Its dead-even on the draft value chart.

For Jacksonville, they would trade all of their picks for the first SIXTEEN picks in the 3rd round.
Originally posted by nickbradley:
He tracked all players drafted between 1991 and 2001, then analyzed those players performance in seasons 1991-2009. Others have done similar work that corroborates this -- its peer-reviewed.

http://statsportsconsulting.com/main/wp-content/uploads/Schuckers_JQAS_NFL_Draft.pdf
So we're talking about players that were drafted during a 10-year period, concluding with the 2001 NFL draft. What relevance does the draft methodology of a team 10, 15, even 20 years ago have on their respective franchise today? Almost every team has a different head coach/general manager/scouting department today than they did back then.

I'm not saying the study isn't interesting -- it's very cool. But I don't see how it has any bearing on the upcoming draft whatsoever. Maybe you're not even trying to make that assertion and I'm just putting words in your mouth.
Originally posted by theduke85:
So we're talking about players that were drafted during a 10-year period, concluding with the 2001 NFL draft. What relevance does the draft methodology of a team 10, 15, even 20 years ago have on their respective franchise today? Almost every team has a different head coach/general manager/scouting department today than they did back then.

I'm not saying the study isn't interesting -- it's very cool. But I don't see how it has any bearing on the upcoming draft whatsoever.
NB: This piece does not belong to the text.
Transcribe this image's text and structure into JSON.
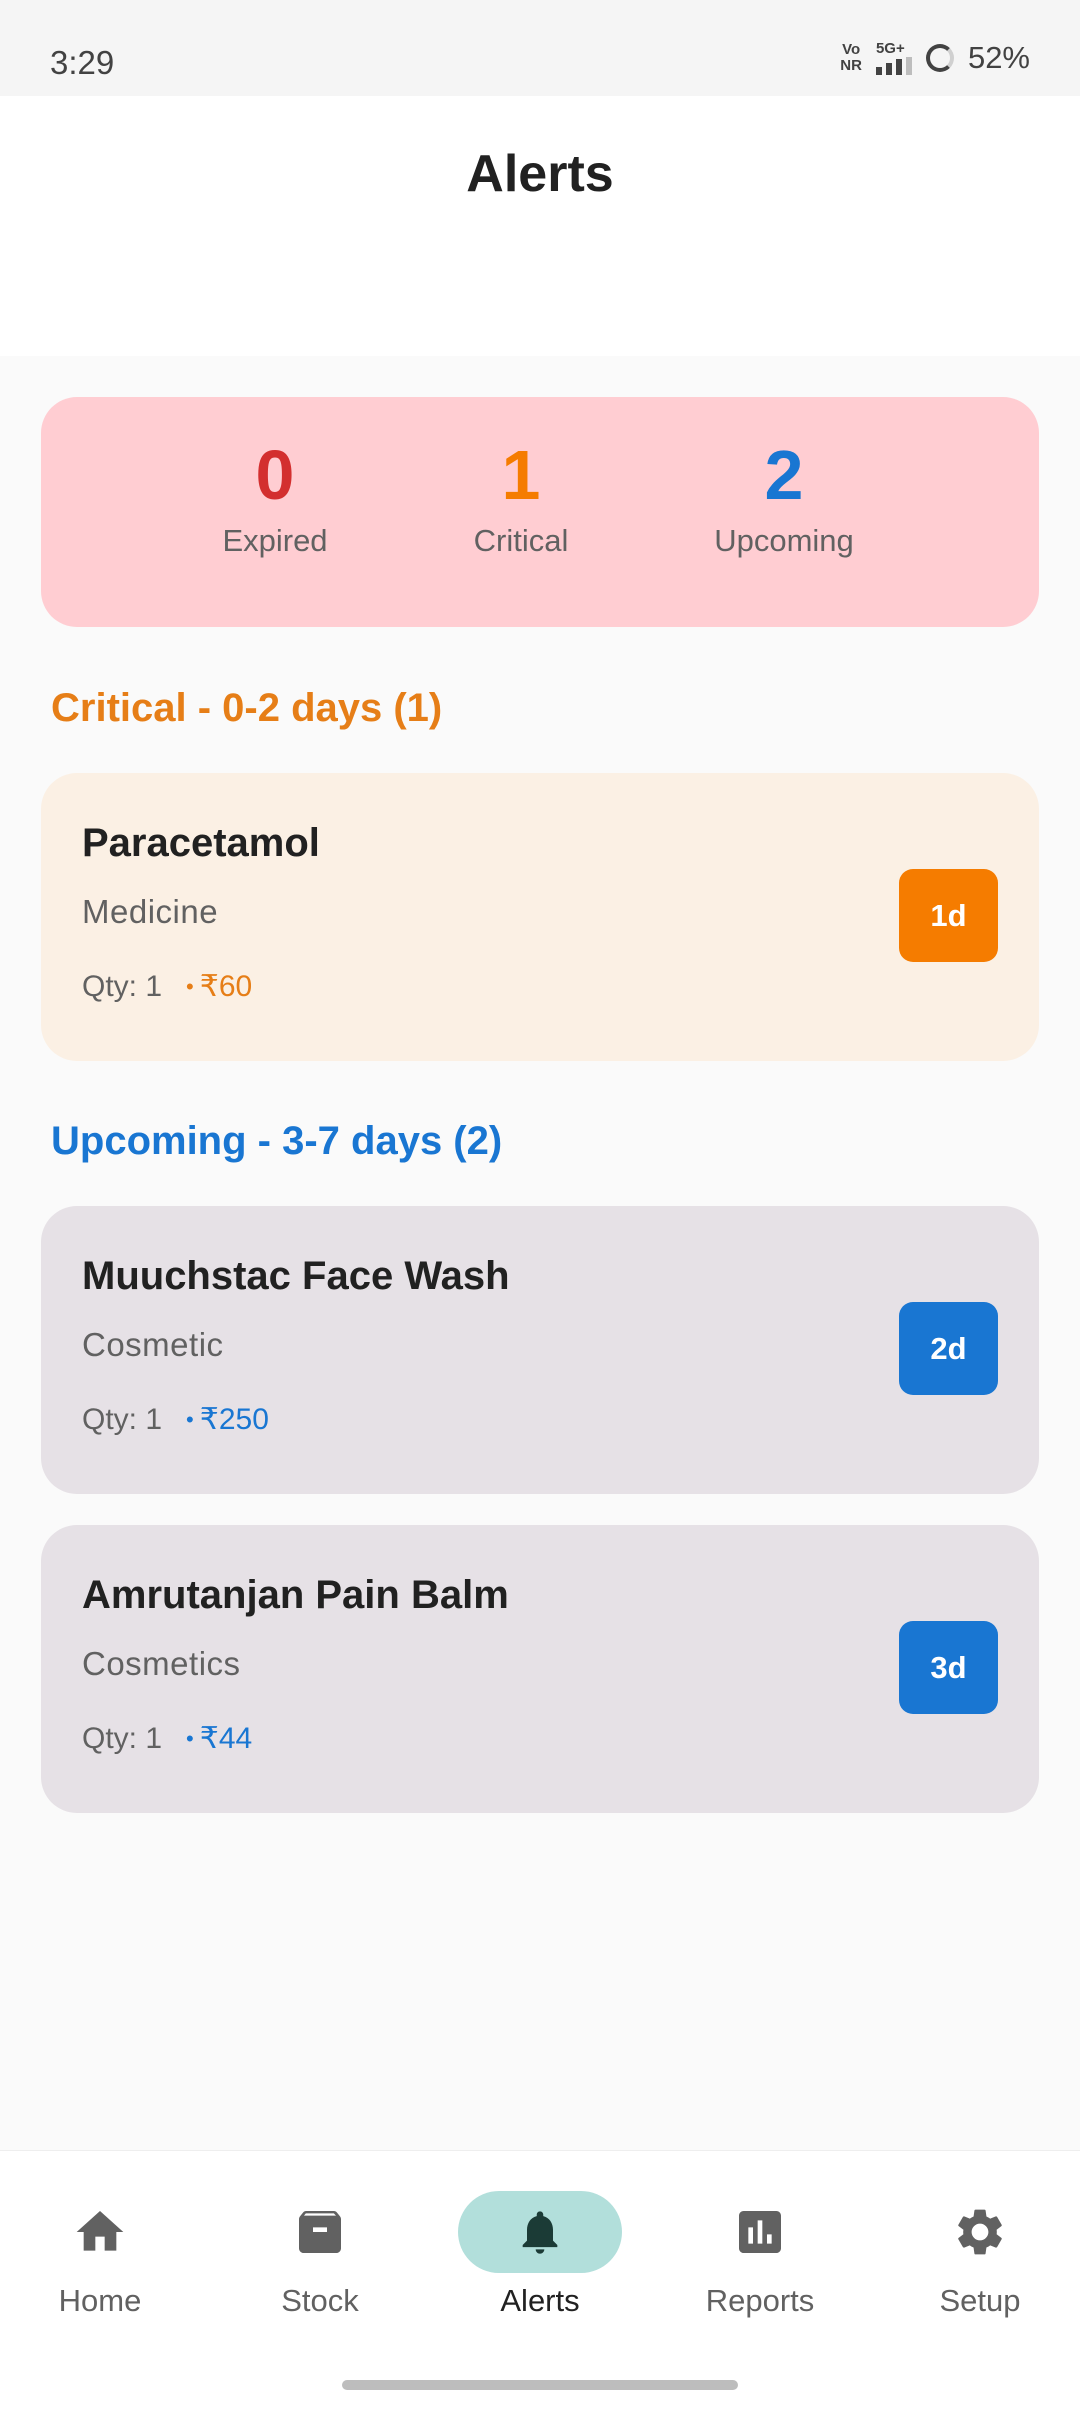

Maybe you're not even trying to make that assertion and I'm just putting words in your mouth.

Not sure if you understand what peer review is, but his findings are consistent with other time periods. There in his bibliography.

Its obvious.
  • buck
  • Veteran
  • Posts: 13,002
Originally posted by nickbradley:
Not sure if you understand what peer review is, but his findings are consistent with other time periods. There in his bibliography.

Its obvious.

It may be obvious to you, but some of us do not understand statistics all that well.
Originally posted by buck:
It may be obvious to you, but some of us do not understand statistics all that well.

OK - then they should trust people that do.
rule of thumb: value is maximized in the late 2nd/early 3rd. trade up or down towards that point.
Nick,

After re-reading your original post, it is clear that we are bickering about apples and oranges. When you said that the list was "based on the actual career performance of past NFL draft picks", I was under the impression that this computation was relative to a particular franchise. After your first post I Google'd for the study and wasn't able to find it, so I continued with that assumption. However, after looking through the study, it is clear that the study is completely franchise/regime agnostic and is viewing production-to-pick value with no concern at all for the team that picked up the player. With this in mind, I can see this can be an objective means of determining expected returns on picks.
Originally posted by theduke85:
Nick,

After re-reading your original post, it is clear that we are bickering about apples and oranges. When you said that the list was "based on the actual career performance of past NFL draft picks", I was under the impression that this computation was relative to a particular franchise. After your first post I Google'd for the study and wasn't able to find it, so I continued with that assumption. However, after looking through the study, it is clear that the study is completely franchise/regime agnostic and is viewing production-to-pick value with no concern at all for the team that picked up the player. With this in mind, I can see this can be an objective means of determining expected returns on picks.

cool.
Originally posted by nickbradley
cool.
Alright, well sorry for the misunderstanding and thanks for posting this. It's definitely an interesting study. Are you planning on revisiting once compensation picks are announced?
Originally posted by theduke85:
Alright, well sorry for the misunderstanding and thanks for posting this. It's definitely an interesting study. Are you planning on revisiting once compensation picks are announced?

I don't know if I will. Sure, the value of the picks change, but they're non tradeable. It only took me 20 - 30 minutes to add these up, so I guess I will.

I expect us to get a 4th and (2) 7ths this year. I expect to get a 3rd, 4th, and 5th next year.